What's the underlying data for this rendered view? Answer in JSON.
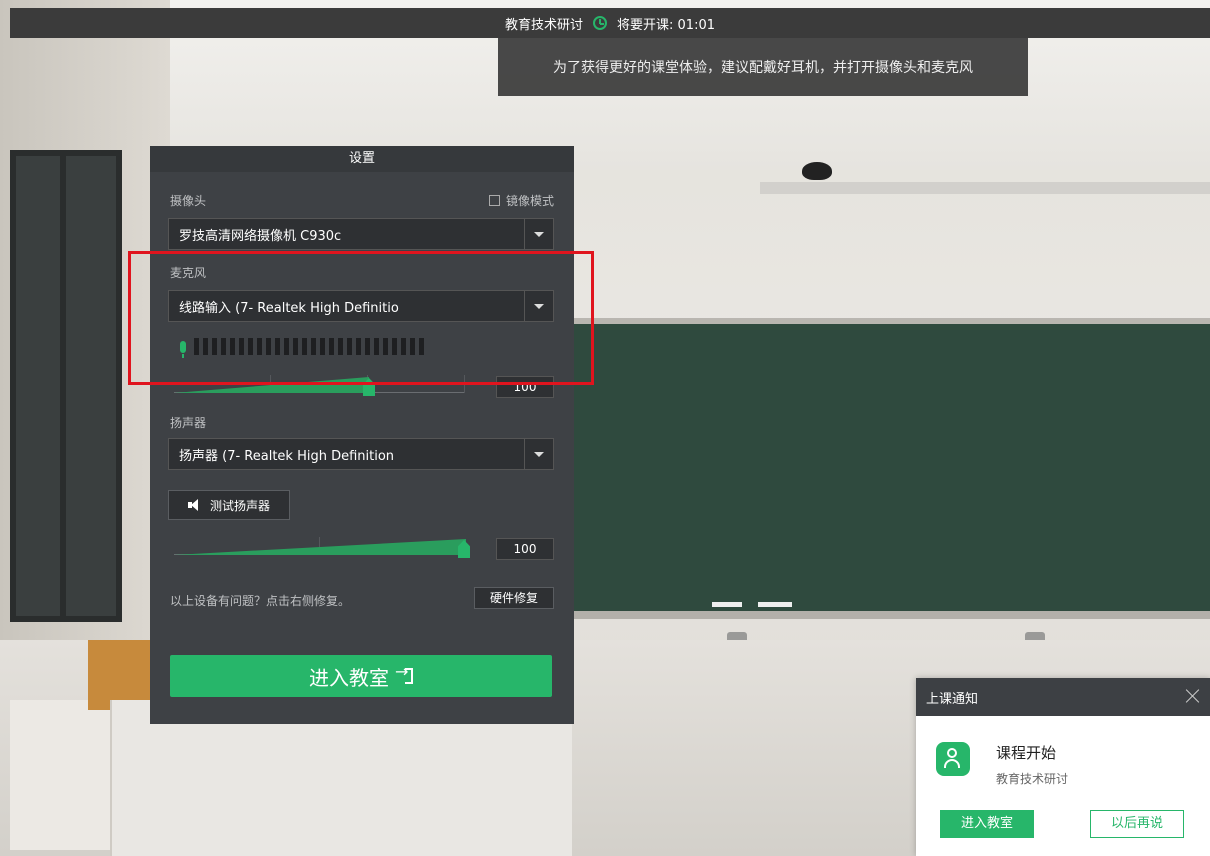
{
  "topbar": {
    "course": "教育技术研讨",
    "status": "将要开课: 01:01"
  },
  "hint": "为了获得更好的课堂体验，建议配戴好耳机，并打开摄像头和麦克风",
  "settings": {
    "title": "设置",
    "camera_label": "摄像头",
    "mirror_label": "镜像模式",
    "mirror_checked": false,
    "camera_value": "罗技高清网络摄像机 C930c",
    "mic_label": "麦克风",
    "mic_value": "线路输入 (7- Realtek High Definitio",
    "mic_level_segments": 26,
    "mic_volume": "100",
    "speaker_label": "扬声器",
    "speaker_value": "扬声器 (7- Realtek High Definition",
    "test_speaker": "测试扬声器",
    "speaker_volume": "100",
    "issue_text": "以上设备有问题？点击右侧修复。",
    "fix_button": "硬件修复",
    "enter_button": "进入教室"
  },
  "notification": {
    "header": "上课通知",
    "title": "课程开始",
    "course": "教育技术研讨",
    "enter": "进入教室",
    "later": "以后再说"
  },
  "colors": {
    "accent": "#27b66a",
    "panel": "#3e4145",
    "highlight": "#e0141e"
  }
}
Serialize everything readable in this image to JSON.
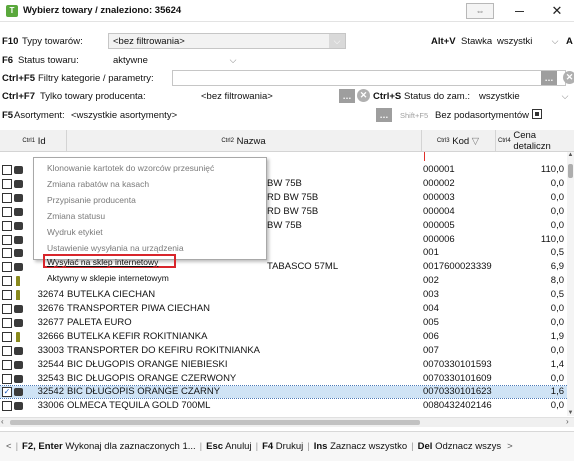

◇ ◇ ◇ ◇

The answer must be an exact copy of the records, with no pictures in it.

What's the underlying data for this rendered view? Answer in JSON.
{
  "topbar": {
    "course": "教育技术研讨",
    "status": "将要开课: 01:01"
  },
  "hint": "为了获得更好的课堂体验，建议配戴好耳机，并打开摄像头和麦克风",
  "settings": {
    "title": "设置",
    "camera_label": "摄像头",
    "mirror_label": "镜像模式",
    "mirror_checked": false,
    "camera_value": "罗技高清网络摄像机 C930c",
    "mic_label": "麦克风",
    "mic_value": "线路输入 (7- Realtek High Definitio",
    "mic_level_segments": 26,
    "mic_volume": "100",
    "speaker_label": "扬声器",
    "speaker_value": "扬声器 (7- Realtek High Definition",
    "test_speaker": "测试扬声器",
    "speaker_volume": "100",
    "issue_text": "以上设备有问题？点击右侧修复。",
    "fix_button": "硬件修复",
    "enter_button": "进入教室"
  },
  "notification": {
    "header": "上课通知",
    "title": "课程开始",
    "course": "教育技术研讨",
    "enter": "进入教室",
    "later": "以后再说"
  },
  "colors": {
    "accent": "#27b66a",
    "panel": "#3e4145",
    "highlight": "#e0141e"
  }
}
Serialize everything readable in this image to JSON.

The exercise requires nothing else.